Canaan Valley State Park and National Wildlife Refuge
This is where we landed when we first visited the area, and we were still taken by it this year. Canaan Valley is a geological curiosity, a nearly perfectly flat depression (give-or-take, 8 miles long by 3 miles wide) on top of a high plateau. Given this, the valley floor is still over 3,000 feet above sea level, which, coupled with its location at nearly 40° north latitude creates a biome more akin to Minnesota than the Mid-Atlantic. Its flat topography lends itself to swampy terrain, with numerous ponds, sphagnum bogs, and tall-grass wetlands lining the meandering headwaters of the Blackwater River.
The state park has a fine network of trails (and cabins and a nice hotel, to boot) along the river and into the hills on the west side of the valley. In the southeast corner of the valley, the park also operates a small ski resort with a respectable 1,000 ft. vertical drop and an average of 200+ inches of natural snow each winter. If you’re there in October, you can ride the chairlift (which we did) to look at the leaves and enjoy great views of the valley.
Much of the remainder of the valley, apart from one other privately owned ski resort and scattered houses and farms, is occupied by a national wildlife refuge, preserving the boggy wetlands for migrating waterfowl. There is an excellent boardwalk for birdwatching in the heart of the refuge, circling through a fir forest, meadows of cotton grass and swampy tangles of wild spiraea. Quiet gravel roads snake through the refuge into Monongahela National Forest, with opportunities for hiking, wild cranberry picking, camping, or just country driving.
Blackwater Falls State Park If you follow the Blackwater River to the northwestern end of the valley, it drops over a lovely 50′ waterfall and then dives into a canyon on its way down to the Monongahela River basin. The spectacle of fall foliage in the canyon rivals any show I’ve ever seen anywhere (and, seeing as our anniversary is in October, we’ve witnessed peak fall color in quite a few parts of the country over the years). You just want to sit and soak it in for hours.
We didn’t do any real hiking here this time around, though there are plenty of trails. The kids found some trees to climb and made leaf piles to jump in and throw at one another, and we enjoyed the (rather crowded) walk down to the falls.
Dolly Sods Wilderness and Bear Rocks Preserve The thing that drew us to WV in the first place was Dolly Sods, which I’d read about on other hiking blogs—a place of mystery (including unexploded WWII training bombs!) above the clouds, a vast plain where the virgin forest was clearcut and fires seared the soil so that the trees may never return fully. Whatever the origins, the current state of the place is sheer, inexpressible beauty.

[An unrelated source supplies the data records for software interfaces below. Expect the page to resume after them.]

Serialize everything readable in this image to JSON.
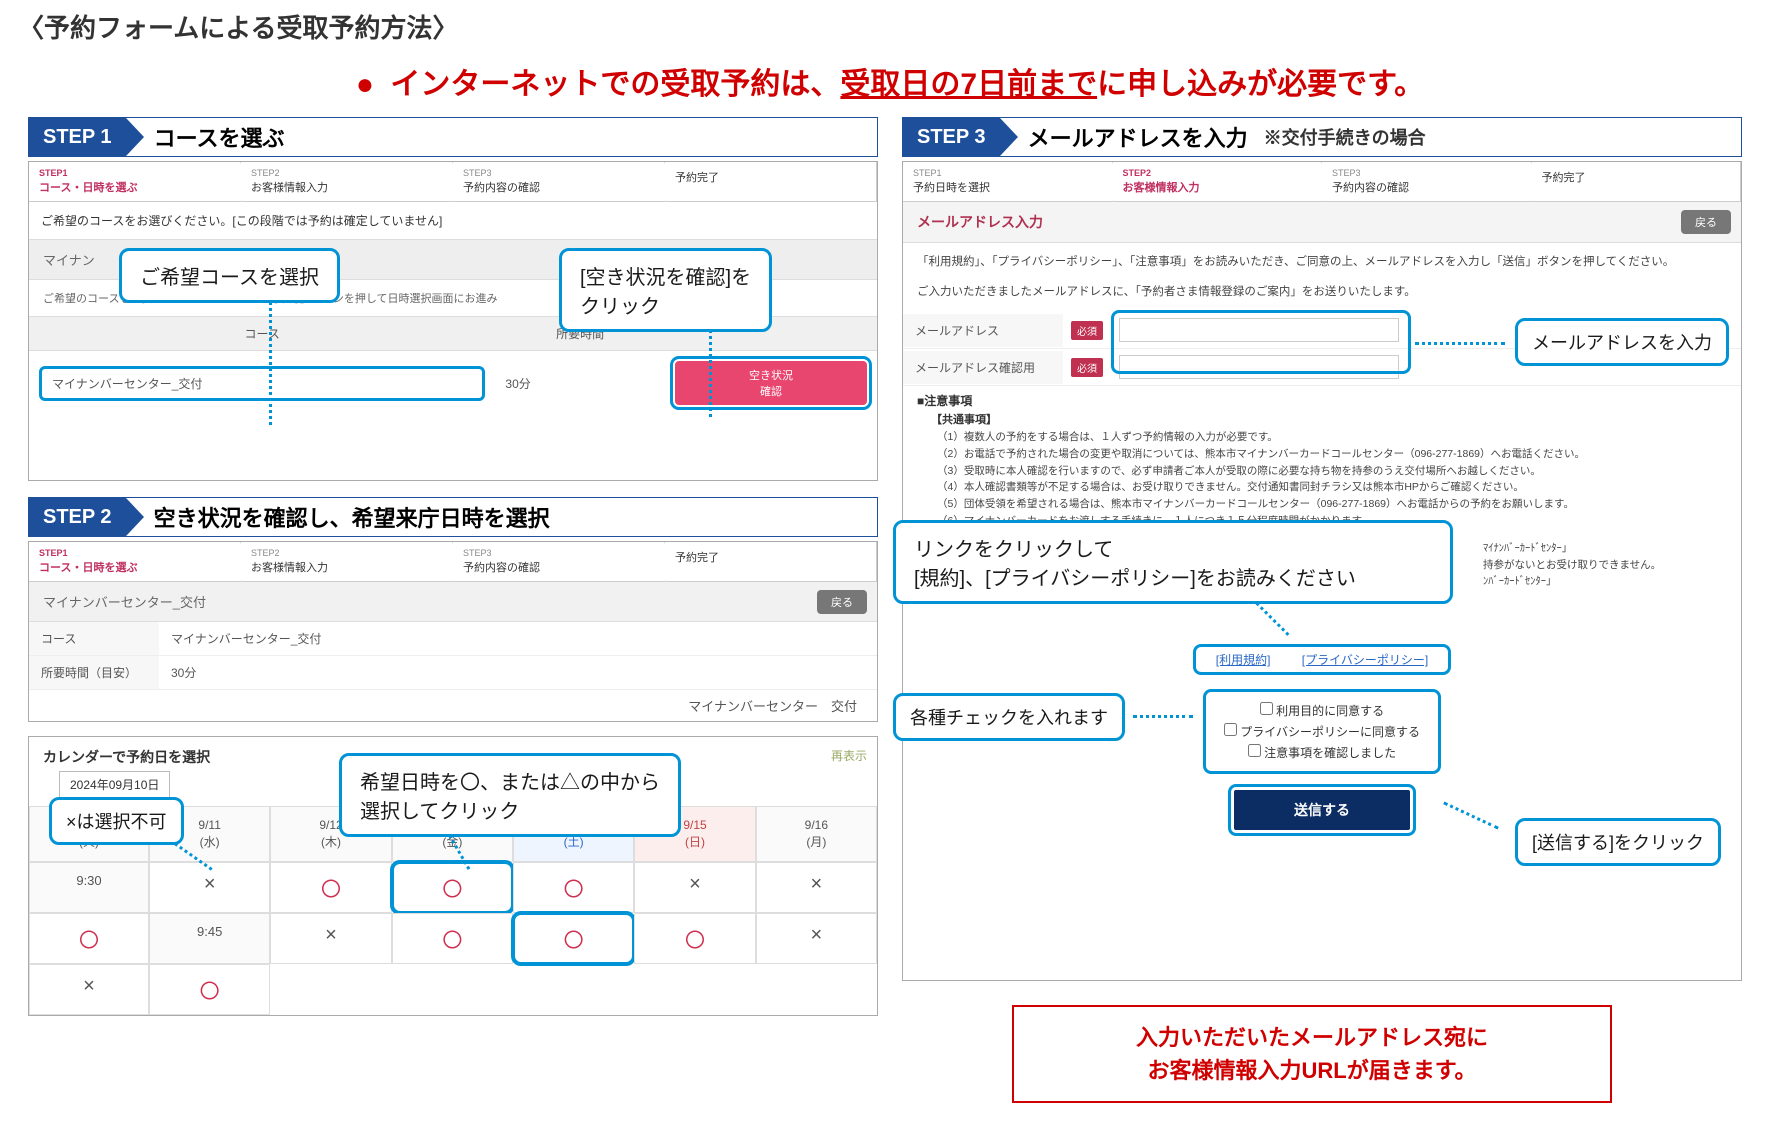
{
  "page_title": "〈予約フォームによる受取予約方法〉",
  "warning_prefix": "インターネットでの受取予約は、",
  "warning_underline": "受取日の7日前まで",
  "warning_suffix": "に申し込みが必要です。",
  "step1": {
    "badge": "STEP 1",
    "title": "コースを選ぶ",
    "crumbs": [
      {
        "small": "STEP1",
        "label": "コース・日時を選ぶ",
        "active": true
      },
      {
        "small": "STEP2",
        "label": "お客様情報入力",
        "active": false
      },
      {
        "small": "STEP3",
        "label": "予約内容の確認",
        "active": false
      },
      {
        "small": "",
        "label": "予約完了",
        "active": false
      }
    ],
    "instr": "ご希望のコースをお選びください。[この段階では予約は確定していません]",
    "tab_label": "マイナン",
    "course_instr": "ご希望のコースを選択していただき、「空き状況確認」ボタンを押して日時選択画面にお進み",
    "th_course": "コース",
    "th_time": "所要時間",
    "row_course": "マイナンバーセンター_交付",
    "row_time": "30分",
    "avail_btn_l1": "空き状況",
    "avail_btn_l2": "確認",
    "callout_course": "ご希望コースを選択",
    "callout_avail_l1": "[空き状況を確認]を",
    "callout_avail_l2": "クリック"
  },
  "step2": {
    "badge": "STEP 2",
    "title": "空き状況を確認し、希望来庁日時を選択",
    "crumbs": [
      {
        "small": "STEP1",
        "label": "コース・日時を選ぶ",
        "active": true
      },
      {
        "small": "STEP2",
        "label": "お客様情報入力",
        "active": false
      },
      {
        "small": "STEP3",
        "label": "予約内容の確認",
        "active": false
      },
      {
        "small": "",
        "label": "予約完了",
        "active": false
      }
    ],
    "subhead": "マイナンバーセンター_交付",
    "back": "戻る",
    "info_course_label": "コース",
    "info_course_value": "マイナンバーセンター_交付",
    "info_time_label": "所要時間（目安）",
    "info_time_value": "30分",
    "right_caption": "マイナンバーセンター　交付",
    "cal_title": "カレンダーで予約日を選択",
    "cal_date": "2024年09月10日",
    "redisplay": "再表示",
    "cal_head_blank": "(火)",
    "cal_heads": [
      {
        "d": "9/11",
        "w": "(水)",
        "cls": ""
      },
      {
        "d": "9/12",
        "w": "(木)",
        "cls": ""
      },
      {
        "d": "9/13",
        "w": "(金)",
        "cls": ""
      },
      {
        "d": "9/14",
        "w": "(土)",
        "cls": "sat"
      },
      {
        "d": "9/15",
        "w": "(日)",
        "cls": "sun"
      },
      {
        "d": "9/16",
        "w": "(月)",
        "cls": ""
      }
    ],
    "cal_times": [
      "9:30",
      "9:45"
    ],
    "cal_slots": [
      [
        "×",
        "〇",
        "〇",
        "〇",
        "×",
        "×",
        "〇"
      ],
      [
        "×",
        "〇",
        "〇",
        "〇",
        "×",
        "×",
        "〇"
      ]
    ],
    "callout_x": "×は選択不可",
    "callout_pick_l1": "希望日時を〇、または△の中から",
    "callout_pick_l2": "選択してクリック"
  },
  "step3": {
    "badge": "STEP 3",
    "title": "メールアドレスを入力",
    "note": "※交付手続きの場合",
    "crumbs": [
      {
        "small": "STEP1",
        "label": "予約日時を選択",
        "active": false
      },
      {
        "small": "STEP2",
        "label": "お客様情報入力",
        "active": true
      },
      {
        "small": "STEP3",
        "label": "予約内容の確認",
        "active": false
      },
      {
        "small": "",
        "label": "予約完了",
        "active": false
      }
    ],
    "email_head": "メールアドレス入力",
    "back": "戻る",
    "body1": "「利用規約」、「プライバシーポリシー」、「注意事項」をお読みいただき、ご同意の上、メールアドレスを入力し「送信」ボタンを押してください。",
    "body2": "ご入力いただきましたメールアドレスに、「予約者さま情報登録のご案内」をお送りいたします。",
    "f_email": "メールアドレス",
    "f_email2": "メールアドレス確認用",
    "req": "必須",
    "callout_email": "メールアドレスを入力",
    "notice_head": "■注意事項",
    "notice_sub": "【共通事項】",
    "notices": [
      "（1）複数人の予約をする場合は、１人ずつ予約情報の入力が必要です。",
      "（2）お電話で予約された場合の変更や取消については、熊本市マイナンバーカードコールセンター（096-277-1869）へお電話ください。",
      "（3）受取時に本人確認を行いますので、必ず申請者ご本人が受取の際に必要な持ち物を持参のうえ交付場所へお越しください。",
      "（4）本人確認書類等が不足する場合は、お受け取りできません。交付通知書同封チラシ又は熊本市HPからご確認ください。",
      "（5）団体受領を希望される場合は、熊本市マイナンバーカードコールセンター（096-277-1869）へお電話からの予約をお願いします。",
      "（6）マイナンバーカードをお渡しする手続きに、１人につき１５分程度時間がかかります"
    ],
    "hidden_lines": [
      "ﾏｲﾅﾝﾊﾞｰｶｰﾄﾞｾﾝﾀｰ」",
      "持参がないとお受け取りできません。",
      "ﾝﾊﾞｰｶｰﾄﾞｾﾝﾀｰ」"
    ],
    "link_terms": "[利用規約]",
    "link_privacy": "[プライバシーポリシー]",
    "chk1": "利用目的に同意する",
    "chk2": "プライバシーポリシーに同意する",
    "chk3": "注意事項を確認しました",
    "submit": "送信する",
    "callout_links_l1": "リンクをクリックして",
    "callout_links_l2": "[規約]、[プライバシーポリシー]をお読みください",
    "callout_checks": "各種チェックを入れます",
    "callout_submit": "[送信する]をクリック"
  },
  "final_l1": "入力いただいたメールアドレス宛に",
  "final_l2": "お客様情報入力URLが届きます。"
}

We only had a fleeting moment to visit this time (due to a sewage issue that forced us out of our AirBNB and cut the trip short, another story altogether—par for the course on our family vacations!), but happened to be there near sunset. All I can say is that the pictures speak for themselves. For someplace so close to civilization (ca. 2.5 hours from Washington, D.C.), it is as otherworldly as any spot this side of the Rockies. There are dozens of miles of trails zigzagging the wilderness, some of which we hiked last time, but we took a toddler-paced, restful amble this time.
Seneca Rocks The only spot we hit on this trip that we didn’t last time was Seneca Rocks, a tourist photo-op standby and rock climbing Mecca. We managed to hike to the observation platform (a steep trail gaining 600+ feet in 1.3 miles) with the whole family, and then the older two girls coaxed me up to the knife-edge ridge for a better view and a dose of adrenaline. Well worth the visit.
We’ll be back again sometime, I’m sure. I’ll leave you with one obligatory New River Gorge Bridge shot to invite you to try it out as well. This is a state hard hit by centuries of environmental destruction and decades of economic devastation (it’s the only state in the U.S. with fewer people than it had in 1950), but there is a wealth of beauty and sparks of resilient community around the state. We’ve grown to love it, and hope others will, too.